The drug development pipeline is getting drier. As evidence, a new report by the Government Accountability Office (GAO) points out that while pharmaceutical R&D increased by 147 percent between 1993 and 2004, the number of new drug applications (NDAs) increased only 38 percent. Why? Sen. Richard Durbin (D-Ill.), one of the three Democratic senators who requested the GAO report, tells the Washington Post, "The findings…raise serious questions about the pharmaceutical industry claims that there is a connection between new drug development and the soaring price of drugs already on the market." Maybe.
But Sen. Durbin doesn't mention another significant GAO finding–that regulatory uncertainty and over-caution at the FDA is a major contributor to the drier drug development pipeline. Among other things, FDA regulators spooked by a few high profile withdrawals of drugs on safety grounds, have boosted data requirements for approval which have run up R&D costs. This may be the right decision (though as I explain here I don't think so).
Higher R&D costs encourage drug companies to focus R&D on fewer drugs that they hope will be blockbusters. As Pfizer's recent halt of its expensive phase III clinical trial of torcetrapib, which aimed to boost good cholesterol, shows this focus on blockbusters doesn't always work out. So consumers get fewer innovative non-blockbuster drugs and perhaps even fewer innovative blockbuster drugs.
Why have FDA regulators become more cautious? Because, as Harvard Business School professor Regina Herzlinger explains in her May, 2006 article, Why Innovation in Health Care is So Hard (not online): "Officials know they will be punished by the public and politicians more for underregulating-approving a harmful drug, say-than for tightening the approval process, even if so doing so delays a useful innovation."
I will venture to suggest that the FDA's increased obsession with safety may be killing more people than it saves. How about a GAO study on that question? After all, if it takes the FDA ten years to approve a drug that saves 20,000 lives per year that means that 200,000 people died in the meantime.
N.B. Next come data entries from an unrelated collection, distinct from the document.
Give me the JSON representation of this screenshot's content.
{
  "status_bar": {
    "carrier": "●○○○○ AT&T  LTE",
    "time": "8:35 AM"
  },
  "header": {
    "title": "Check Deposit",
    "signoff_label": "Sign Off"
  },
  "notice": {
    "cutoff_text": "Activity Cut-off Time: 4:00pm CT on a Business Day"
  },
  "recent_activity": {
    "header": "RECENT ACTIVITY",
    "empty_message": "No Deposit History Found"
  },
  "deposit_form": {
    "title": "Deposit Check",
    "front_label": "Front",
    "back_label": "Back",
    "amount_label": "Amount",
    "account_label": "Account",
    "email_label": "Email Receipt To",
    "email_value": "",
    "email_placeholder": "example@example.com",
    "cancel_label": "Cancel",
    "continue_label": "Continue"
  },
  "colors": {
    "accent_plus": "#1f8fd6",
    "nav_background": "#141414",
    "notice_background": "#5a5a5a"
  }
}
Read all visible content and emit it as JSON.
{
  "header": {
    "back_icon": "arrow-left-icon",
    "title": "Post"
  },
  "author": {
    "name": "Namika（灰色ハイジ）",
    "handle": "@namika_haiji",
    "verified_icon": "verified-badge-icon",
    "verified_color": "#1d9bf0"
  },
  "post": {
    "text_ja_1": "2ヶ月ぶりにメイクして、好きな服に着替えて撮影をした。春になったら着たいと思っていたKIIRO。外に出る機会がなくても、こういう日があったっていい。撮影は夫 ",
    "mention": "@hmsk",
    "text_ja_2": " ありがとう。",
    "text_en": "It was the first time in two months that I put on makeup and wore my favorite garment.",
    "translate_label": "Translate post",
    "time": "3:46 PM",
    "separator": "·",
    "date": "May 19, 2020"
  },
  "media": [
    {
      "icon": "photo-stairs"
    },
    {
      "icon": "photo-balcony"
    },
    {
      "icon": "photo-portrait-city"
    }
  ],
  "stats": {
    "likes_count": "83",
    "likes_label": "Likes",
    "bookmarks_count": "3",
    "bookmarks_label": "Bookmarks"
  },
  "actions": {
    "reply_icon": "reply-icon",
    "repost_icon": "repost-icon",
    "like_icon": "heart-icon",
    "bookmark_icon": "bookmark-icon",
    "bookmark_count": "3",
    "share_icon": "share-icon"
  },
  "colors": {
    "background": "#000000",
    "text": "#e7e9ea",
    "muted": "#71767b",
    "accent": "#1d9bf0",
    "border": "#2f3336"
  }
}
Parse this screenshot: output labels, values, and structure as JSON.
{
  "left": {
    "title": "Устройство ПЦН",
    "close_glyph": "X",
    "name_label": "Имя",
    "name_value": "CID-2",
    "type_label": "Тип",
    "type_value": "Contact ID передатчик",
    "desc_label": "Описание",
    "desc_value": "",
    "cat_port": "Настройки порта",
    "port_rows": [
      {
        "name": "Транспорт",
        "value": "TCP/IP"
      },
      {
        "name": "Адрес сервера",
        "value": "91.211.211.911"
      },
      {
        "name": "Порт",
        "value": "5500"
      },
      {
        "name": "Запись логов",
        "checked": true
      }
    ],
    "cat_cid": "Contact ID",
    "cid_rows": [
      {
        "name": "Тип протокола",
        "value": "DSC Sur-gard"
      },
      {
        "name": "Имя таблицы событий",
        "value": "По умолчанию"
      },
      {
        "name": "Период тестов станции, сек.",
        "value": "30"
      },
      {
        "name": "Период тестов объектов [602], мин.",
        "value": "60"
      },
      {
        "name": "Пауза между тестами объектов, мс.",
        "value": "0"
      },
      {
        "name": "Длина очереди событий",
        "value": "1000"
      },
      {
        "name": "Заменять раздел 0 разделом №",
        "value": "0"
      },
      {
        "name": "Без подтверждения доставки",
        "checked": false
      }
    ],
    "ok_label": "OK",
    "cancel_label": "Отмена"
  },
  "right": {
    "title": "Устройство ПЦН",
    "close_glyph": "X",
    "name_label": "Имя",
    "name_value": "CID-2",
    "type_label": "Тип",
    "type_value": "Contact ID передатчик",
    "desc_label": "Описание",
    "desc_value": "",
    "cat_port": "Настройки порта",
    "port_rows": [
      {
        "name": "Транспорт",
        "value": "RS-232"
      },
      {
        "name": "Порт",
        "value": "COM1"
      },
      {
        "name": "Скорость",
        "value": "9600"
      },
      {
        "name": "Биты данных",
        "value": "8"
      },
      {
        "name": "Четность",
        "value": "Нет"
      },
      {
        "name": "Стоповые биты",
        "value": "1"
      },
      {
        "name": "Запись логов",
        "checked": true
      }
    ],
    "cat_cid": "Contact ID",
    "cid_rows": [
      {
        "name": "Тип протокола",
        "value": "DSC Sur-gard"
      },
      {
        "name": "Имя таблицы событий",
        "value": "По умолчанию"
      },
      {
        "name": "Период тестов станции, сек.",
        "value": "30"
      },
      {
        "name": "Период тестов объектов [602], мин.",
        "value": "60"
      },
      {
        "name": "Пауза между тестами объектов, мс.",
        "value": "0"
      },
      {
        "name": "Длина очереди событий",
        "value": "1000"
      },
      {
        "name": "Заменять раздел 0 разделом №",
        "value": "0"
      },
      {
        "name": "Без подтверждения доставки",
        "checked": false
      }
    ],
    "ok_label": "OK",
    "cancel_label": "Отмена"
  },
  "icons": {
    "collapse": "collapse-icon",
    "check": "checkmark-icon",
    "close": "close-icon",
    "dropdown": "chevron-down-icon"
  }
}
Disclosure: As faithful H&R readers must surely know, I own small amounts of a variety of biomedical stocks. If anything in this blog item persuades you to invest or not invest in biomedical companies, may whatever Deity you believe in help you.